■ Record excerpts
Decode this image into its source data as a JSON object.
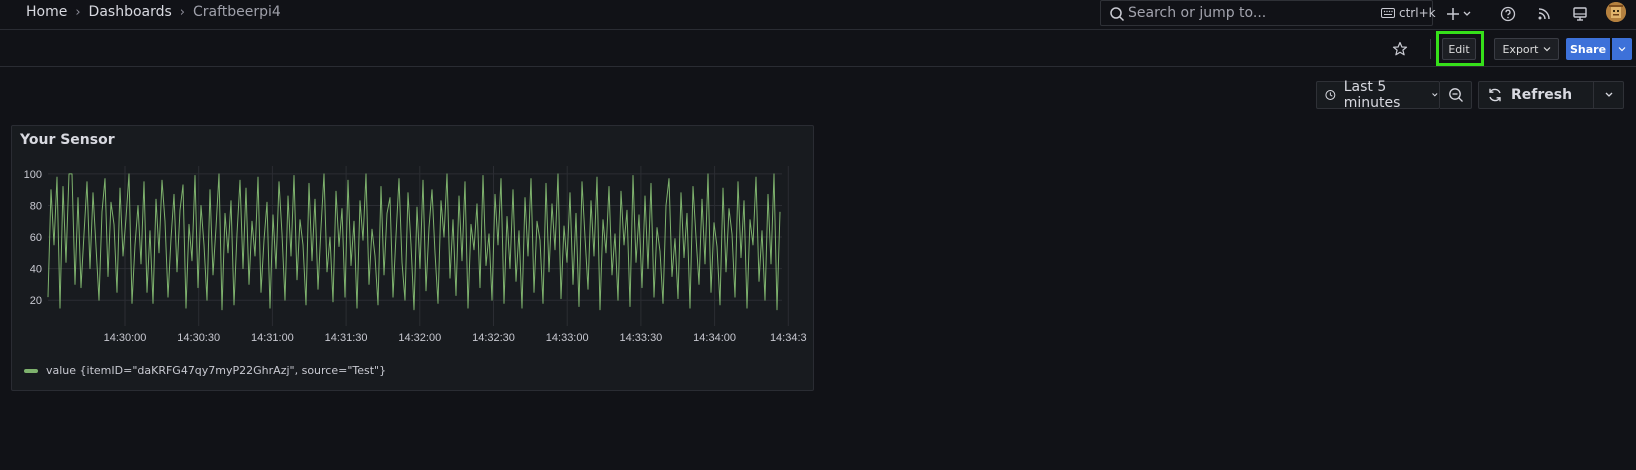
{
  "breadcrumb": {
    "home": "Home",
    "dashboards": "Dashboards",
    "current": "Craftbeerpi4",
    "separator": "›"
  },
  "search": {
    "placeholder": "Search or jump to...",
    "shortcut": "ctrl+k"
  },
  "toolbar": {
    "edit_label": "Edit",
    "export_label": "Export",
    "share_label": "Share"
  },
  "time": {
    "range_label": "Last 5 minutes",
    "refresh_label": "Refresh"
  },
  "panel": {
    "title": "Your Sensor"
  },
  "colors": {
    "series": "#7eb26d",
    "highlight": "#36e01a",
    "share": "#3d71d9"
  },
  "chart_data": {
    "type": "line",
    "ylim": [
      10,
      105
    ],
    "y_ticks": [
      20,
      40,
      60,
      80,
      100
    ],
    "x_tick_labels": [
      "14:30:00",
      "14:30:30",
      "14:31:00",
      "14:31:30",
      "14:32:00",
      "14:32:30",
      "14:33:00",
      "14:33:30",
      "14:34:00",
      "14:34:3"
    ],
    "grid": true,
    "legend_position": "bottom-left",
    "series": [
      {
        "name": "value {itemID=\"daKRFG47qy7myP22GhrAzj\", source=\"Test\"}",
        "values": [
          22,
          90,
          55,
          98,
          15,
          92,
          44,
          100,
          100,
          30,
          85,
          28,
          62,
          95,
          40,
          88,
          54,
          20,
          76,
          97,
          35,
          82,
          68,
          25,
          91,
          48,
          72,
          100,
          18,
          55,
          80,
          43,
          95,
          25,
          64,
          18,
          84,
          50,
          96,
          70,
          22,
          59,
          87,
          38,
          77,
          93,
          15,
          68,
          45,
          99,
          28,
          80,
          55,
          20,
          90,
          36,
          66,
          100,
          14,
          75,
          50,
          83,
          17,
          62,
          96,
          40,
          91,
          30,
          70,
          48,
          98,
          25,
          58,
          82,
          15,
          74,
          40,
          95,
          62,
          20,
          86,
          48,
          99,
          33,
          71,
          55,
          17,
          94,
          45,
          84,
          27,
          66,
          100,
          38,
          60,
          19,
          89,
          54,
          78,
          22,
          96,
          42,
          70,
          15,
          83,
          58,
          100,
          30,
          65,
          48,
          17,
          92,
          36,
          75,
          85,
          22,
          61,
          97,
          44,
          20,
          88,
          55,
          14,
          79,
          40,
          96,
          26,
          66,
          90,
          50,
          18,
          83,
          60,
          100,
          34,
          71,
          23,
          86,
          45,
          95,
          15,
          68,
          52,
          81,
          28,
          99,
          42,
          62,
          20,
          87,
          55,
          97,
          18,
          73,
          40,
          90,
          32,
          64,
          15,
          85,
          48,
          97,
          25,
          70,
          58,
          18,
          94,
          38,
          81,
          52,
          100,
          21,
          67,
          44,
          88,
          30,
          75,
          16,
          95,
          60,
          27,
          83,
          48,
          98,
          14,
          71,
          50,
          92,
          36,
          62,
          20,
          89,
          55,
          77,
          16,
          99,
          44,
          74,
          28,
          86,
          40,
          94,
          22,
          66,
          51,
          18,
          80,
          97,
          35,
          59,
          21,
          88,
          47,
          75,
          15,
          92,
          60,
          30,
          84,
          43,
          100,
          25,
          69,
          54,
          17,
          91,
          38,
          78,
          62,
          22,
          95,
          47,
          83,
          15,
          71,
          55,
          98,
          32,
          64,
          20,
          87,
          43,
          100,
          14,
          76
        ]
      }
    ]
  }
}
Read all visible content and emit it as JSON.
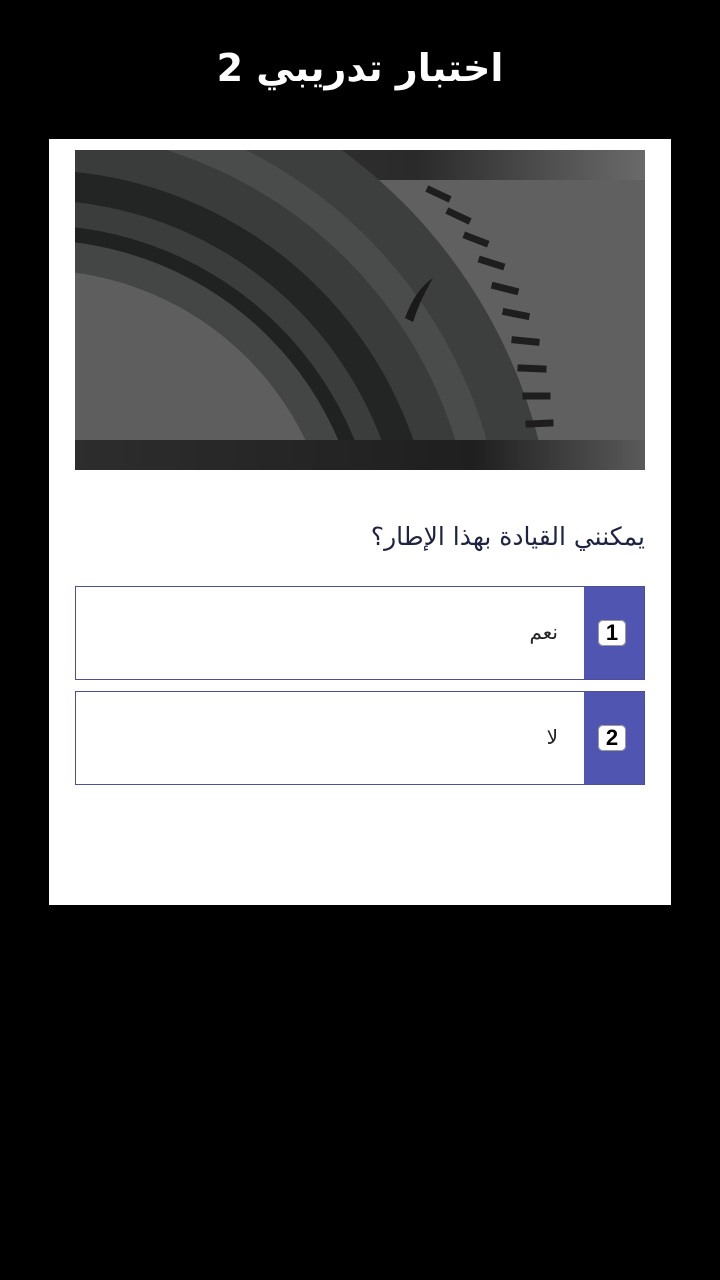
{
  "header": {
    "title": "اختبار تدريبي 2"
  },
  "question": {
    "text": "يمكنني القيادة بهذا الإطار؟",
    "image_icon": "tire-image"
  },
  "answers": [
    {
      "number": "1",
      "label": "نعم"
    },
    {
      "number": "2",
      "label": "لا"
    }
  ],
  "colors": {
    "background": "#000000",
    "card": "#ffffff",
    "accent": "#5055b2",
    "border": "#4b4f9a",
    "question_text": "#1f2342"
  }
}
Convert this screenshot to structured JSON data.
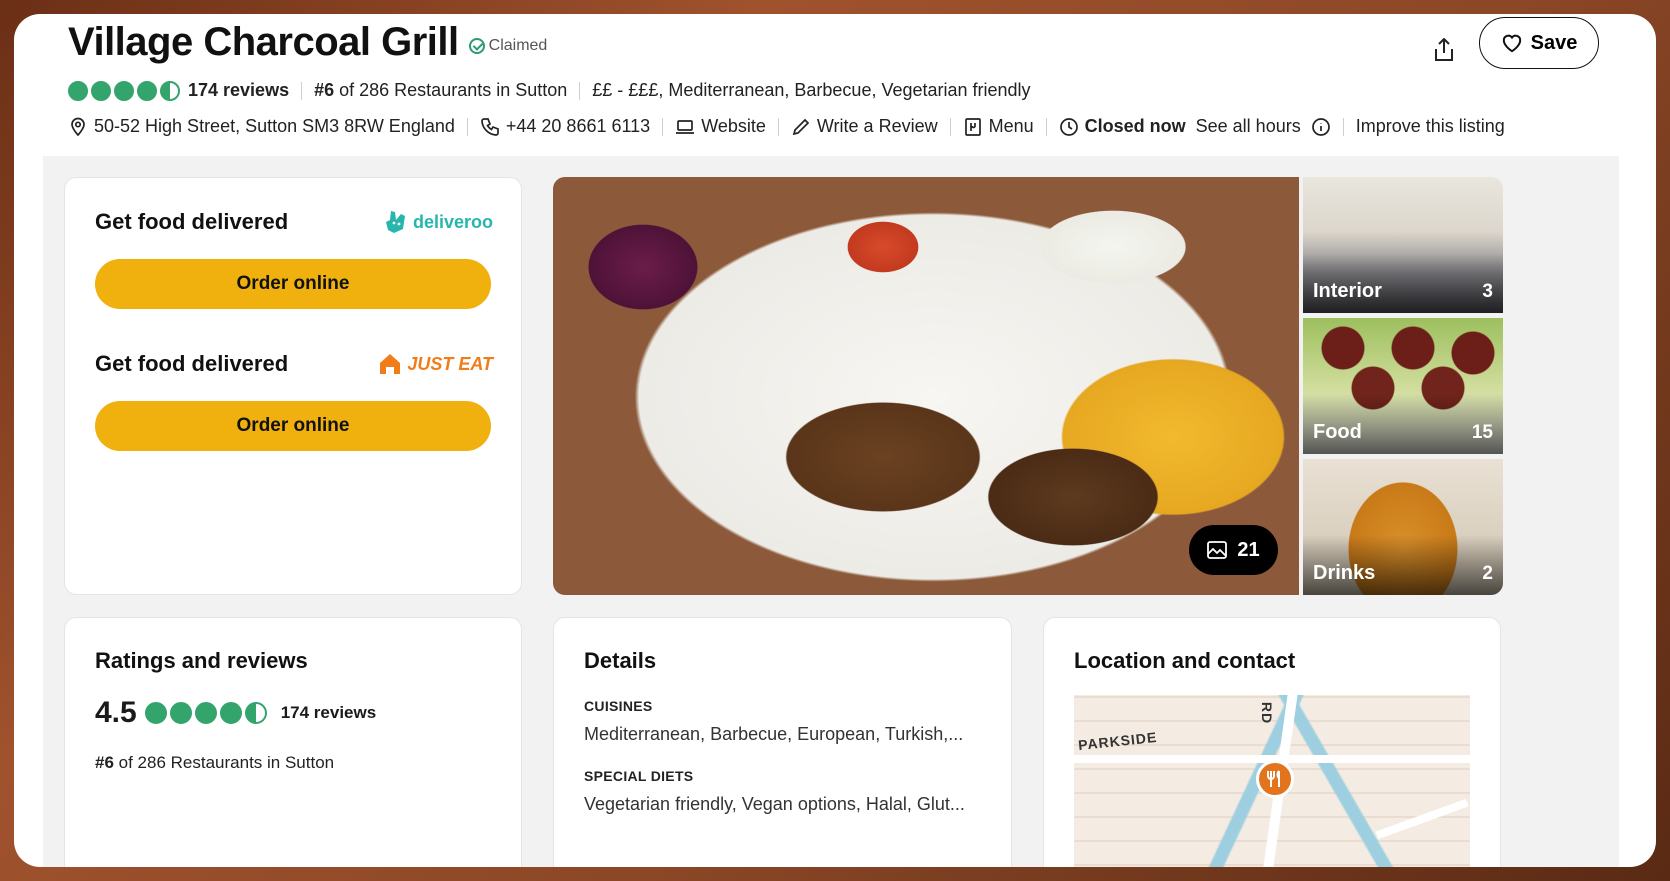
{
  "header": {
    "title": "Village Charcoal Grill",
    "claimed": "Claimed",
    "save_label": "Save"
  },
  "meta": {
    "reviews": "174 reviews",
    "rank_num": "#6",
    "rank_rest": " of 286 Restaurants in Sutton",
    "tags": "££ - £££, Mediterranean, Barbecue, Vegetarian friendly"
  },
  "info": {
    "address": "50-52 High Street, Sutton SM3 8RW England",
    "phone": "+44 20 8661 6113",
    "website": "Website",
    "write_review": "Write a Review",
    "menu": "Menu",
    "status": "Closed now",
    "hours": "See all hours",
    "improve": "Improve this listing"
  },
  "delivery": [
    {
      "title": "Get food delivered",
      "brand": "deliveroo",
      "button": "Order online"
    },
    {
      "title": "Get food delivered",
      "brand": "JUST EAT",
      "button": "Order online"
    }
  ],
  "photos": {
    "count": "21",
    "thumbs": [
      {
        "label": "Interior",
        "count": "3"
      },
      {
        "label": "Food",
        "count": "15"
      },
      {
        "label": "Drinks",
        "count": "2"
      }
    ]
  },
  "ratings": {
    "title": "Ratings and reviews",
    "score": "4.5",
    "reviews": "174 reviews",
    "rank_num": "#6",
    "rank_rest": " of 286 Restaurants in Sutton"
  },
  "details": {
    "title": "Details",
    "cuisines_label": "CUISINES",
    "cuisines": "Mediterranean, Barbecue, European, Turkish,...",
    "diets_label": "SPECIAL DIETS",
    "diets": "Vegetarian friendly, Vegan options, Halal, Glut..."
  },
  "location": {
    "title": "Location and contact",
    "map_label_1": "PARKSIDE",
    "map_label_2": "RD"
  },
  "colors": {
    "rating_green": "#34a46d",
    "order_button": "#f0b10f",
    "deliveroo": "#26b6ae",
    "justeat": "#f07d19"
  }
}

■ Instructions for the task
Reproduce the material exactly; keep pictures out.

■ Result
Decode this image into its source data as a JSON object.
{
  "breadcrumb": {
    "home": "Home",
    "dashboards": "Dashboards",
    "current": "Craftbeerpi4",
    "separator": "›"
  },
  "search": {
    "placeholder": "Search or jump to...",
    "shortcut": "ctrl+k"
  },
  "toolbar": {
    "edit_label": "Edit",
    "export_label": "Export",
    "share_label": "Share"
  },
  "time": {
    "range_label": "Last 5 minutes",
    "refresh_label": "Refresh"
  },
  "panel": {
    "title": "Your Sensor"
  },
  "colors": {
    "series": "#7eb26d",
    "highlight": "#36e01a",
    "share": "#3d71d9"
  },
  "chart_data": {
    "type": "line",
    "ylim": [
      10,
      105
    ],
    "y_ticks": [
      20,
      40,
      60,
      80,
      100
    ],
    "x_tick_labels": [
      "14:30:00",
      "14:30:30",
      "14:31:00",
      "14:31:30",
      "14:32:00",
      "14:32:30",
      "14:33:00",
      "14:33:30",
      "14:34:00",
      "14:34:3"
    ],
    "grid": true,
    "legend_position": "bottom-left",
    "series": [
      {
        "name": "value {itemID=\"daKRFG47qy7myP22GhrAzj\", source=\"Test\"}",
        "values": [
          22,
          90,
          55,
          98,
          15,
          92,
          44,
          100,
          100,
          30,
          85,
          28,
          62,
          95,
          40,
          88,
          54,
          20,
          76,
          97,
          35,
          82,
          68,
          25,
          91,
          48,
          72,
          100,
          18,
          55,
          80,
          43,
          95,
          25,
          64,
          18,
          84,
          50,
          96,
          70,
          22,
          59,
          87,
          38,
          77,
          93,
          15,
          68,
          45,
          99,
          28,
          80,
          55,
          20,
          90,
          36,
          66,
          100,
          14,
          75,
          50,
          83,
          17,
          62,
          96,
          40,
          91,
          30,
          70,
          48,
          98,
          25,
          58,
          82,
          15,
          74,
          40,
          95,
          62,
          20,
          86,
          48,
          99,
          33,
          71,
          55,
          17,
          94,
          45,
          84,
          27,
          66,
          100,
          38,
          60,
          19,
          89,
          54,
          78,
          22,
          96,
          42,
          70,
          15,
          83,
          58,
          100,
          30,
          65,
          48,
          17,
          92,
          36,
          75,
          85,
          22,
          61,
          97,
          44,
          20,
          88,
          55,
          14,
          79,
          40,
          96,
          26,
          66,
          90,
          50,
          18,
          83,
          60,
          100,
          34,
          71,
          23,
          86,
          45,
          95,
          15,
          68,
          52,
          81,
          28,
          99,
          42,
          62,
          20,
          87,
          55,
          97,
          18,
          73,
          40,
          90,
          32,
          64,
          15,
          85,
          48,
          97,
          25,
          70,
          58,
          18,
          94,
          38,
          81,
          52,
          100,
          21,
          67,
          44,
          88,
          30,
          75,
          16,
          95,
          60,
          27,
          83,
          48,
          98,
          14,
          71,
          50,
          92,
          36,
          62,
          20,
          89,
          55,
          77,
          16,
          99,
          44,
          74,
          28,
          86,
          40,
          94,
          22,
          66,
          51,
          18,
          80,
          97,
          35,
          59,
          21,
          88,
          47,
          75,
          15,
          92,
          60,
          30,
          84,
          43,
          100,
          25,
          69,
          54,
          17,
          91,
          38,
          78,
          62,
          22,
          95,
          47,
          83,
          15,
          71,
          55,
          98,
          32,
          64,
          20,
          87,
          43,
          100,
          14,
          76
        ]
      }
    ]
  }
}
Read all visible content and emit it as JSON.
{
  "header": {
    "title": "اختبار تدريبي 2"
  },
  "question": {
    "text": "يمكنني القيادة بهذا الإطار؟",
    "image_icon": "tire-image"
  },
  "answers": [
    {
      "number": "1",
      "label": "نعم"
    },
    {
      "number": "2",
      "label": "لا"
    }
  ],
  "colors": {
    "background": "#000000",
    "card": "#ffffff",
    "accent": "#5055b2",
    "border": "#4b4f9a",
    "question_text": "#1f2342"
  }
}
Convert this screenshot to structured JSON data.
{
  "header": {
    "title": "Village Charcoal Grill",
    "claimed": "Claimed",
    "save_label": "Save"
  },
  "meta": {
    "reviews": "174 reviews",
    "rank_num": "#6",
    "rank_rest": " of 286 Restaurants in Sutton",
    "tags": "££ - £££, Mediterranean, Barbecue, Vegetarian friendly"
  },
  "info": {
    "address": "50-52 High Street, Sutton SM3 8RW England",
    "phone": "+44 20 8661 6113",
    "website": "Website",
    "write_review": "Write a Review",
    "menu": "Menu",
    "status": "Closed now",
    "hours": "See all hours",
    "improve": "Improve this listing"
  },
  "delivery": [
    {
      "title": "Get food delivered",
      "brand": "deliveroo",
      "button": "Order online"
    },
    {
      "title": "Get food delivered",
      "brand": "JUST EAT",
      "button": "Order online"
    }
  ],
  "photos": {
    "count": "21",
    "thumbs": [
      {
        "label": "Interior",
        "count": "3"
      },
      {
        "label": "Food",
        "count": "15"
      },
      {
        "label": "Drinks",
        "count": "2"
      }
    ]
  },
  "ratings": {
    "title": "Ratings and reviews",
    "score": "4.5",
    "reviews": "174 reviews",
    "rank_num": "#6",
    "rank_rest": " of 286 Restaurants in Sutton"
  },
  "details": {
    "title": "Details",
    "cuisines_label": "CUISINES",
    "cuisines": "Mediterranean, Barbecue, European, Turkish,...",
    "diets_label": "SPECIAL DIETS",
    "diets": "Vegetarian friendly, Vegan options, Halal, Glut..."
  },
  "location": {
    "title": "Location and contact",
    "map_label_1": "PARKSIDE",
    "map_label_2": "RD"
  },
  "colors": {
    "rating_green": "#34a46d",
    "order_button": "#f0b10f",
    "deliveroo": "#26b6ae",
    "justeat": "#f07d19"
  }
}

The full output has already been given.